Those are pretty incredible tools, right?
Ever thought about developing an extensions for yourself and your team? Maybe a little something that edits the very difficult configuration files your company invented?
Or how about an extensions that automatically performs a localization merge?
There are a lot of advantages to in-house VS extensions and some big companies even have a dedicated team to work on in-house VS extensions. Extensions development is a very useful skill to have in your toolbox.
Working on OzCode, an awesome extension that helps debugging, I discovered a new world of knowledge. I’m going to write a series of blog posts introducing the wonderful world of VS extensibility.
So what can a VS extension do?
If you used Resharper or any other mentioned extension, you know the extension can do almost anything. Here are some examples:
Add commands to VS Menu.
Analyze code files with Roslyn.
Change code files and projects.
Highlight / Underline / Change code format in any way.
Add whatever adorners imaginable to code editor area. For example, place a sticky post-it note cards. (We’ll do that ourselves)

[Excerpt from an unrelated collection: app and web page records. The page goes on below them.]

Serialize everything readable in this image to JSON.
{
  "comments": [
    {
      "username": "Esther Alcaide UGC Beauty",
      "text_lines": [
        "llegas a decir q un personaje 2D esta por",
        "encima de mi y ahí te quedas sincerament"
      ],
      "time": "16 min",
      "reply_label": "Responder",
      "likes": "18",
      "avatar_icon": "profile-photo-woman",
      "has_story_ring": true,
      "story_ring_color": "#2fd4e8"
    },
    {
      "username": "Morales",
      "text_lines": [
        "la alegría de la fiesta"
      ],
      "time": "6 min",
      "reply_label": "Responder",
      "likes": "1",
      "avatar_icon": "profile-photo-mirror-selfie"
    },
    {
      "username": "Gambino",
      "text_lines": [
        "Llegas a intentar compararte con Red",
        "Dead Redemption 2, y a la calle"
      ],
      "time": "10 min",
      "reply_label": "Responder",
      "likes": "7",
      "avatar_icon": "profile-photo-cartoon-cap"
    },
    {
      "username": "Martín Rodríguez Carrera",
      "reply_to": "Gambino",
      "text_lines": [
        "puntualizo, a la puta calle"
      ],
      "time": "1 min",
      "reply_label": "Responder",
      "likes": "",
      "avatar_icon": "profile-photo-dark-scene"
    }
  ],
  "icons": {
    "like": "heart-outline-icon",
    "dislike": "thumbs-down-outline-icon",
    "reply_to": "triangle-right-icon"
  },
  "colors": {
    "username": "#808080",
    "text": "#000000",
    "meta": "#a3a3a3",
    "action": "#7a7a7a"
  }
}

Show popups and Windows
Add “Margins” to code editor area from left, top, right and bottom. For example line numbers on the left of your code is a margin.

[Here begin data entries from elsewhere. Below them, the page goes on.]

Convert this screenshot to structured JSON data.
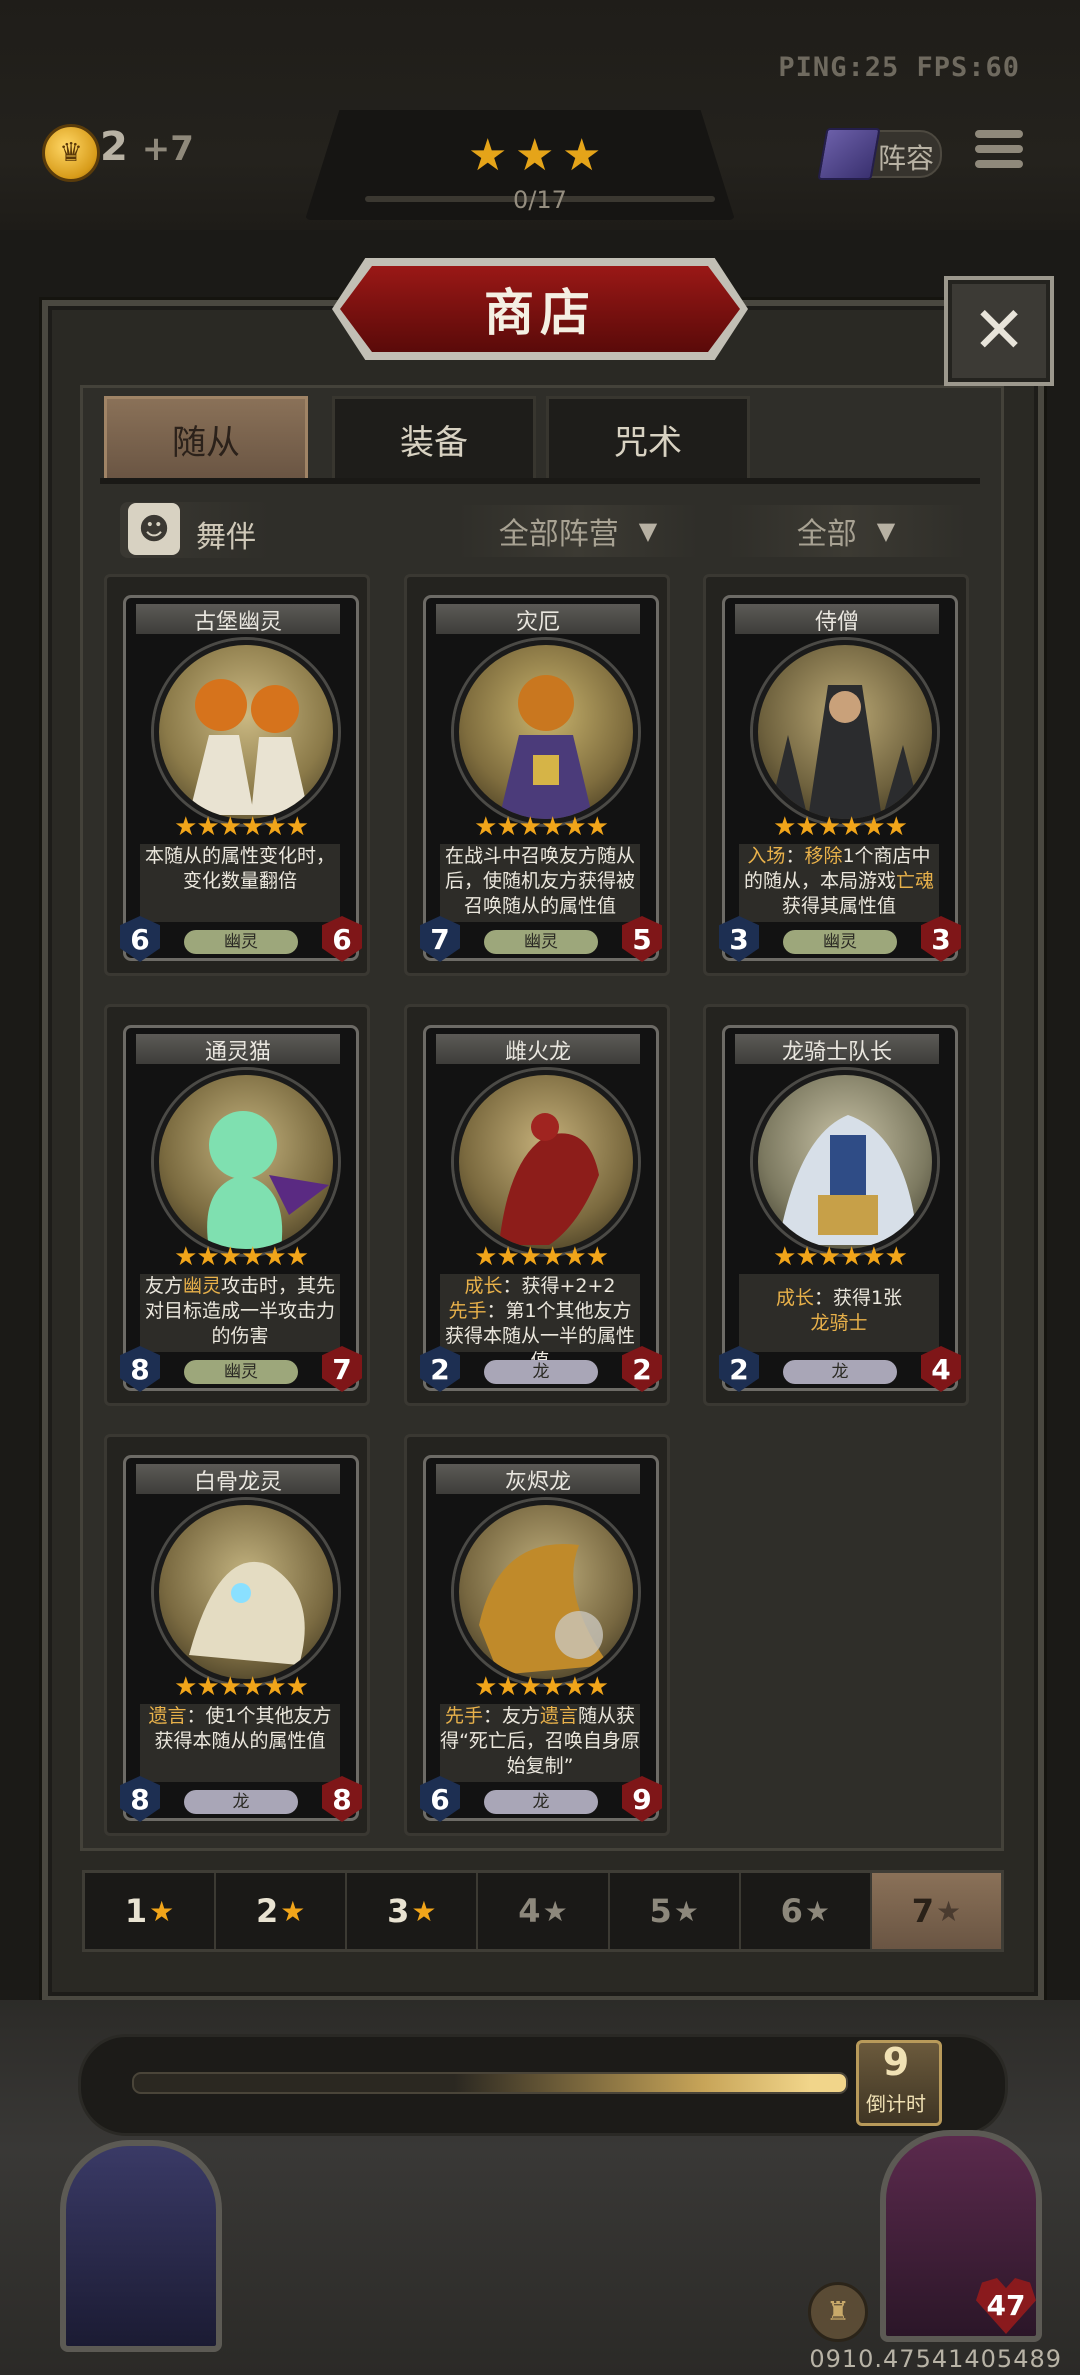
{
  "hud": {
    "ping_fps": "PING:25   FPS:60",
    "gold": "2",
    "gold_bonus": "+7",
    "rank_progress": "0/17",
    "lineup_label": "阵容"
  },
  "shop": {
    "title": "商店",
    "close_symbol": "✕",
    "tabs": [
      "随从",
      "装备",
      "咒术"
    ],
    "active_tab": 0,
    "dancer_label": "舞伴",
    "faction_filter": "全部阵营",
    "all_filter": "全部"
  },
  "cards": [
    {
      "name": "古堡幽灵",
      "stars": "★★★★★★",
      "desc": "本随从的属性变化时，变化数量翻倍",
      "tribe": "幽灵",
      "atk": "6",
      "hp": "6"
    },
    {
      "name": "灾厄",
      "stars": "★★★★★★",
      "desc": "在战斗中召唤友方随从后，使随机友方获得被召唤随从的属性值",
      "tribe": "幽灵",
      "atk": "7",
      "hp": "5"
    },
    {
      "name": "侍僧",
      "stars": "★★★★★★",
      "desc_parts": [
        "入场",
        "：",
        "移除",
        "1个商店中的随从，本局游戏",
        "亡魂",
        "获得其属性值"
      ],
      "tribe": "幽灵",
      "atk": "3",
      "hp": "3"
    },
    {
      "name": "通灵猫",
      "stars": "★★★★★★",
      "desc_parts": [
        "友方",
        "幽灵",
        "攻击时，其先对目标造成一半攻击力的伤害"
      ],
      "tribe": "幽灵",
      "atk": "8",
      "hp": "7"
    },
    {
      "name": "雌火龙",
      "stars": "★★★★★★",
      "desc_parts": [
        "成长",
        "：获得+2+2",
        "先手",
        "：第1个其他友方获得本随从一半的属性值"
      ],
      "tribe": "龙",
      "atk": "2",
      "hp": "2"
    },
    {
      "name": "龙骑士队长",
      "stars": "★★★★★★",
      "desc_parts": [
        "成长",
        "：获得1张",
        "龙骑士"
      ],
      "tribe": "龙",
      "atk": "2",
      "hp": "4"
    },
    {
      "name": "白骨龙灵",
      "stars": "★★★★★★",
      "desc_parts": [
        "遗言",
        "：使1个其他友方获得本随从的属性值"
      ],
      "tribe": "龙",
      "atk": "8",
      "hp": "8"
    },
    {
      "name": "灰烬龙",
      "stars": "★★★★★★",
      "desc_parts": [
        "先手",
        "：友方",
        "遗言",
        "随从获得“死亡后，召唤自身原始复制”"
      ],
      "tribe": "龙",
      "atk": "6",
      "hp": "9"
    }
  ],
  "star_filters": [
    "1",
    "2",
    "3",
    "4",
    "5",
    "6",
    "7"
  ],
  "star_symbol": "★",
  "active_star_filter": 7,
  "timer": {
    "value": "9",
    "label": "倒计时"
  },
  "player": {
    "hp": "47"
  },
  "build_id": "0910.47541405489",
  "colors": {
    "accent_gold": "#f1a51a",
    "title_red": "#9a1816",
    "tribe_ghost": "#9da77b",
    "tribe_dragon": "#a9a6b7"
  }
}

Create refactoring suggestions with Ctrl + “.”
It’s harder to think of things you can’t do really.
How to create a Visual Studio extension?

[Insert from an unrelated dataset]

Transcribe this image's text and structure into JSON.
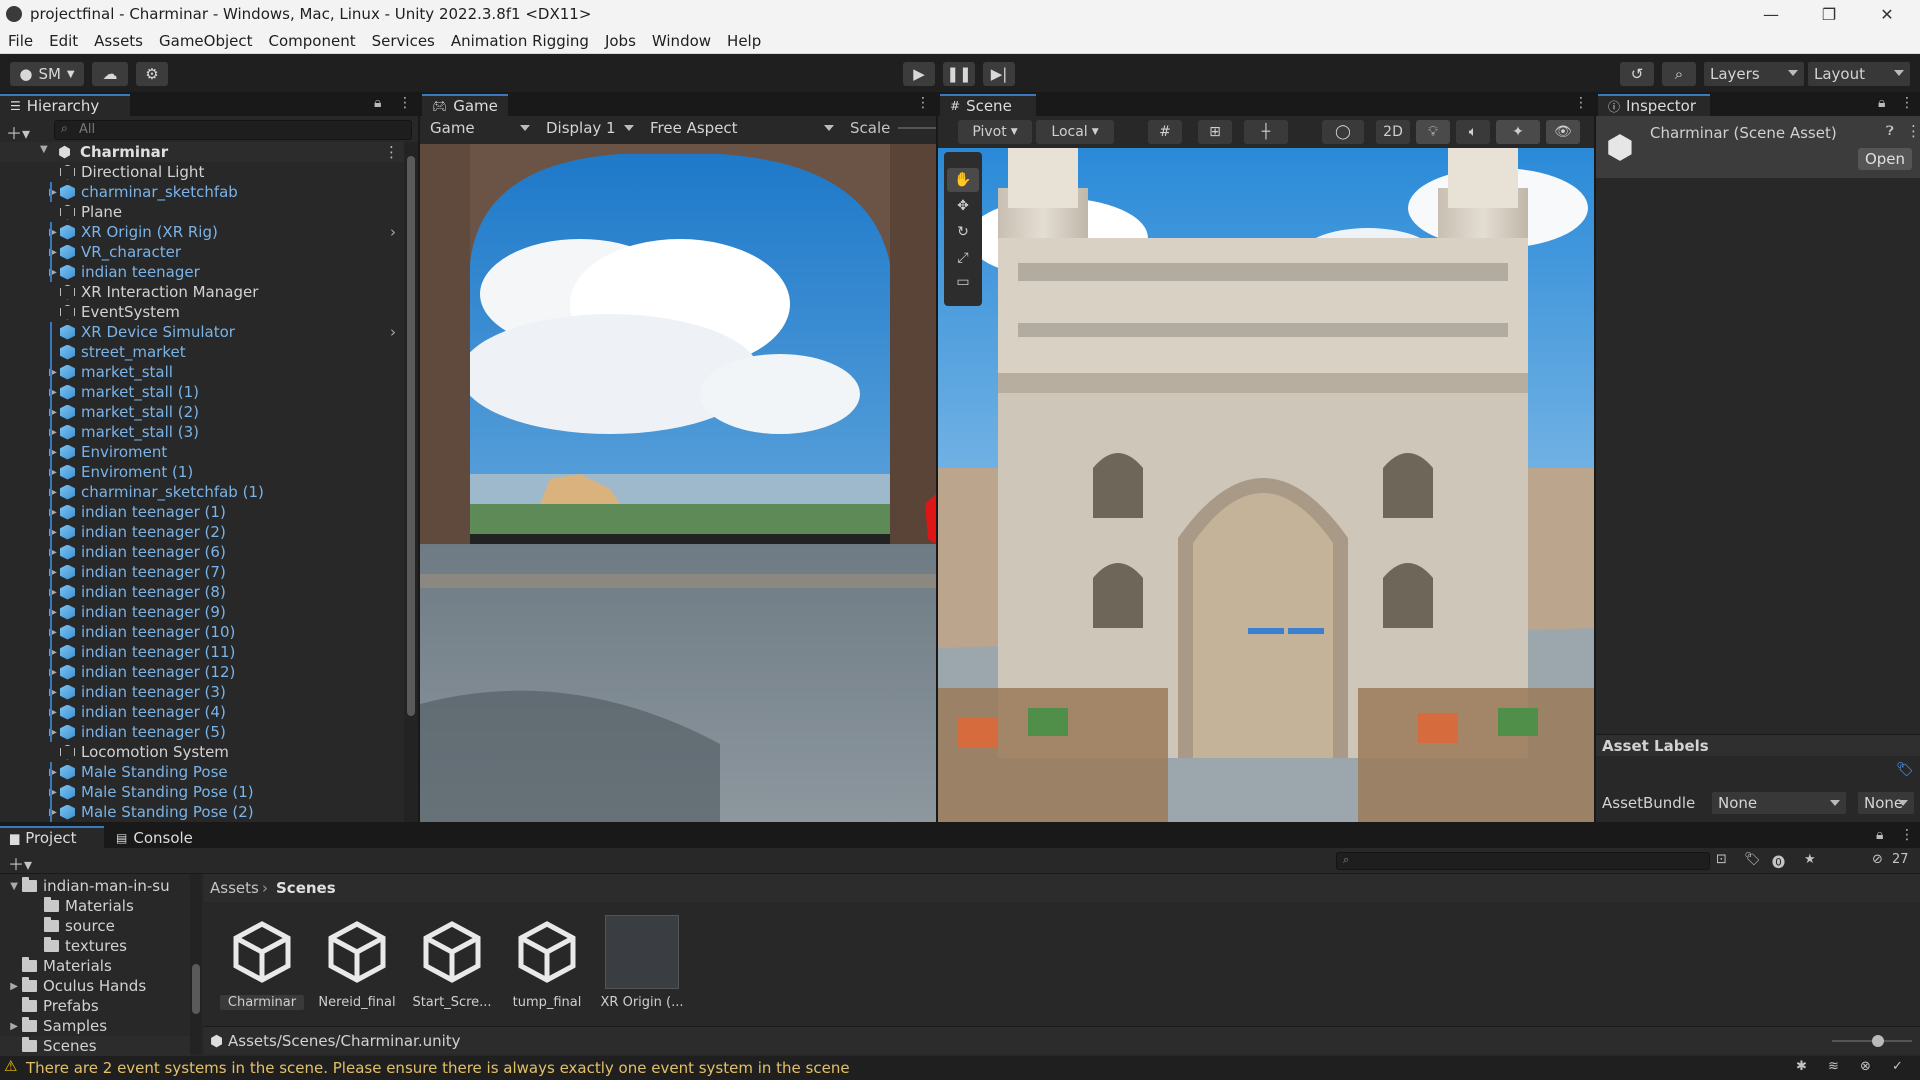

An extension is a regular .NET project. It compiles into a .vsix file, which can be installed and uploaded to Visual Studio’s extension marketplace.
To create an extension, go to File -> New Project and choose VSIX project
This is going to create an empty .NET project with 2 additions.
- A vsixmanifest file. This contains all the information you’ll need to fill when placing the extension on the marketplace (like Product Name).
- Clicking on project properties -> Debug, you’ll see that running the project with F5 will launch a new instance of Visual Studio experimental instance. The experimental instance has different settings than the regular VS. Which means you have different extensions installed on a regular instance of VS and on an experimental instance. Basically this means you can easily develop and debug your extension.
I’m going to introduce a new part of VSIX development in each tutorial blog post. To demonstrate all the features, I’ll show a simple extension to document code called CodyDocs.
CodyDocs will save the code documentation in a separate file, not in the code itself (.cs.cdocs). The extension will take care to show the documentation content in a heads up display in the code editor.
In each post I’ll go over a different part of extensions development, which will eventually become a fully working documentation extension with the source code on GitHub.
Tutorial Table of Contents:
Part 1: Introduction to VS extensibility (You are here)
Part 2: Add Menu Item
Part 3: Add command to context menu and get selected code Part 4: Show a popup Window Part 5: Highlight code in Editor part 6: Follow a span of code with TrackingSpan Part 7: Insert buttons between text characters with Adornments
Part 8: Add UI in the indicator margin with Glyphs